Embodying, and in some ways causing, the problems is Berlusconi who has (allegedly) been convincing women as young as 17 to partake in his parties involving stripteases and sex in return for such "gifts" as political appointments.
Perhaps coincidentally, a member of Berlusconi's own party proposed the ban on veils. Whether or not the ban is meant to be a distraction from other problems such as gender inequality and fiscal ruin, it is definitely a mistake. As in France and Belgium, Italy's law proposes to ban the "full veil," one of a multitude of headcoverings along with a niqab (face-covering), or more notoriously still, the burqa. Thanks to the Taliban's deserved notoriety, most Westerners conflate any full covering with cruelty and misogyny. But Afghan women wore the burqa, which they call the chaderi, long before the Taliban existed -- as early as the 18th century. It's no surprise, therefore, that many still wear it now that the regime is out of power.
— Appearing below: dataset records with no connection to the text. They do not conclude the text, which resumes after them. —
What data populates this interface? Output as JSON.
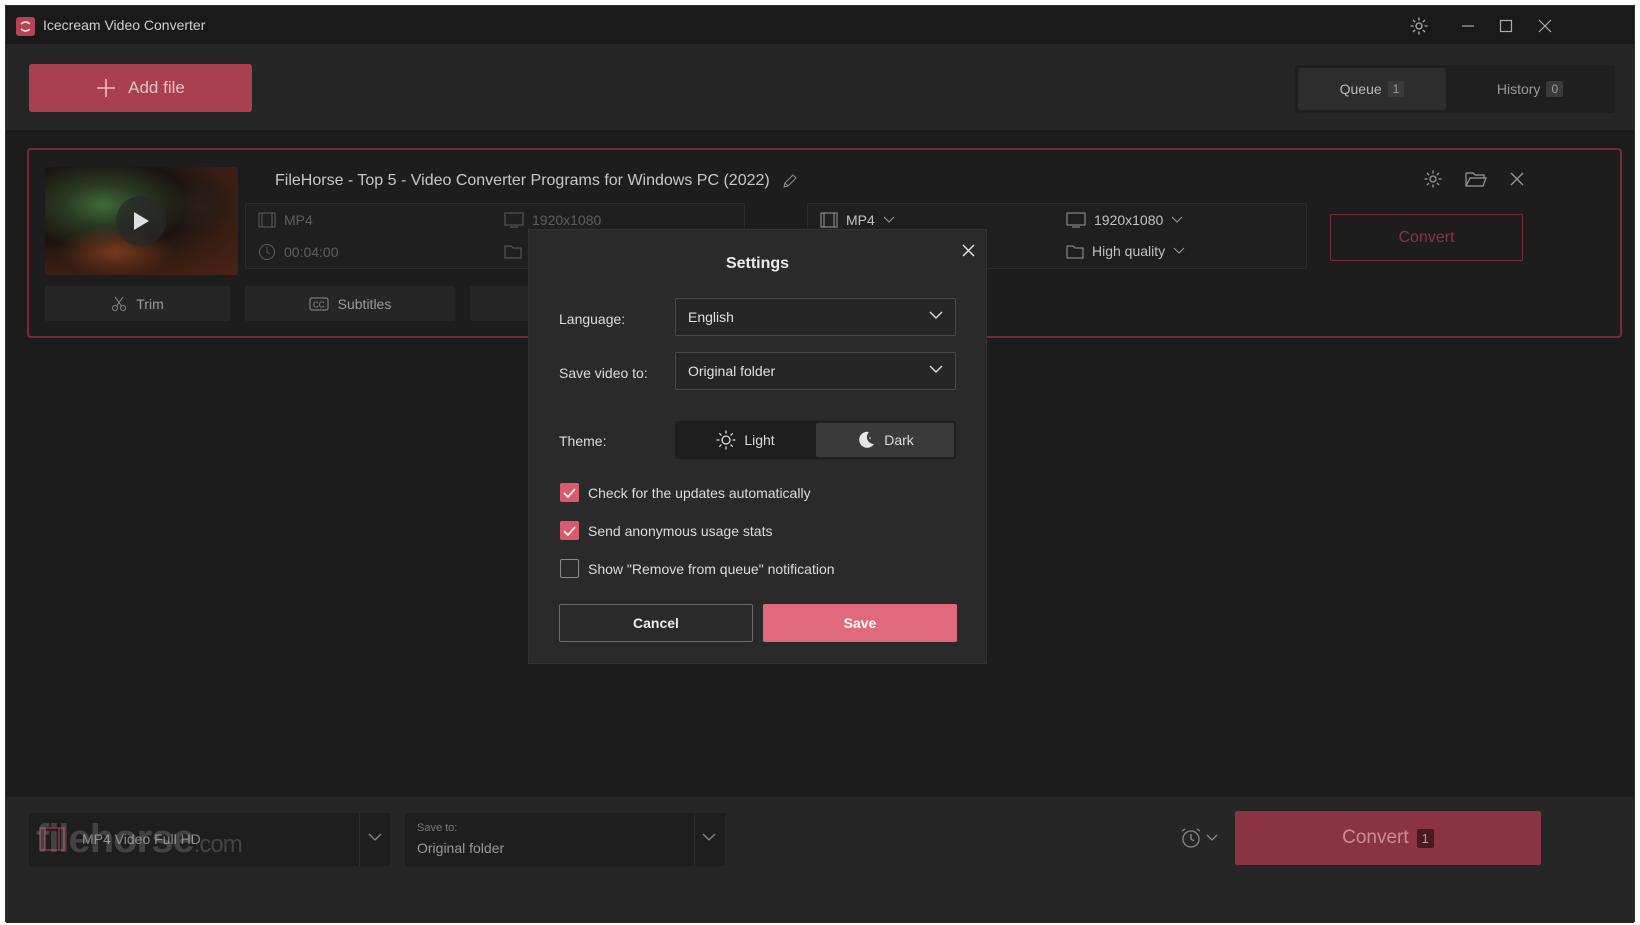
{
  "app": {
    "title": "Icecream Video Converter"
  },
  "header": {
    "add_file_label": "Add file",
    "tabs": [
      {
        "label": "Queue",
        "count": "1"
      },
      {
        "label": "History",
        "count": "0"
      }
    ]
  },
  "queue_item": {
    "title": "FileHorse - Top 5 - Video Converter Programs for Windows PC (2022)",
    "source": {
      "format": "MP4",
      "resolution": "1920x1080",
      "duration": "00:04:00"
    },
    "target": {
      "format": "MP4",
      "resolution": "1920x1080",
      "quality": "High quality"
    },
    "convert_label": "Convert",
    "tools": [
      {
        "label": "Trim"
      },
      {
        "label": "Subtitles"
      }
    ]
  },
  "settings": {
    "title": "Settings",
    "language_label": "Language:",
    "language_value": "English",
    "save_to_label": "Save video to:",
    "save_to_value": "Original folder",
    "theme_label": "Theme:",
    "theme_options": [
      {
        "label": "Light"
      },
      {
        "label": "Dark"
      }
    ],
    "theme_selected": "Dark",
    "checkboxes": [
      {
        "label": "Check for the updates automatically",
        "checked": true
      },
      {
        "label": "Send anonymous usage stats",
        "checked": true
      },
      {
        "label": "Show \"Remove from queue\" notification",
        "checked": false
      }
    ],
    "cancel_label": "Cancel",
    "save_label": "Save"
  },
  "bottom": {
    "profile_value": "MP4 Video Full HD",
    "save_to_caption": "Save to:",
    "save_to_value": "Original folder",
    "convert_label": "Convert",
    "convert_count": "1"
  },
  "watermark": {
    "text": "filehorse",
    "suffix": ".com"
  },
  "colors": {
    "accent": "#e0697b",
    "accent_dark": "#a8404f",
    "background": "#1c1c1c"
  }
}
One thing that's often missed in the debate over "the veil" is that, for the women who wear the covering, its meanings are as many-layered as the garment itself. In one study on the chaderi's usage, most Afghan women who wore the covering were nonchalant. They made it seem "nearly equivalent to the Western raincoat," reported study author M. Catherine Daly. When pressed, women told her that they wore the chaderi for its protection -- both from weather and unwelcome male attention.
The chaderi has social functions, too. With its abundance of cloth and craftsmanship, it's often seen as a sign of wealth and class -- although in the late 20th century, as upper classes started dressing more like Europeans, the chaderi started to connote country bumpkin. The covering also symbolizes honor. One woman told Daly that if her husband didn't buy her a chaderi, she'd think he didn't appreciate her.
Patriarchal? Maybe. But, like any other expression of honor or modesty, the chaderi can also give women have a little more wiggle room in society. After 20 years of war that killed many Afghan men, more women went to work. They donned chaderi to mitigate the harm done by working to their families' honor.
No matter why they initially put it on, once used to veiling fully, women say, leaving the house uncovered is like going out naked. When the Pahlavi regime in Iran forced women to unveil, one woman bewailed, "How could we go out with nothing on?" And yet, as one supporter of the Italian bill, lawmaker Barbara Saltamartini of Berlusconi's People of Freedom party, said in a statement, "Final approval will put an end to the suffering of many women who are often forced to wear the burka or niqab, which annihilates their dignity and gets in the way of integration."
What's particularly smart about the situation in Italy is that it's a Muslim woman -- naturalized Moroccan immigrant Souad Sbai -- who proposed the bill. In France, one of the extraordinary things was that the whole debate seemed to occur without Muslim women being present at all. But, as shown in her interview with Time, Sbai's Muslim faith doesn't exactly mean she has a grasp on the covering's nuances. "I feel humiliated having to talk about burqas," she said. "I never saw burqas [as a child in Morocco]. Why do I see them here?"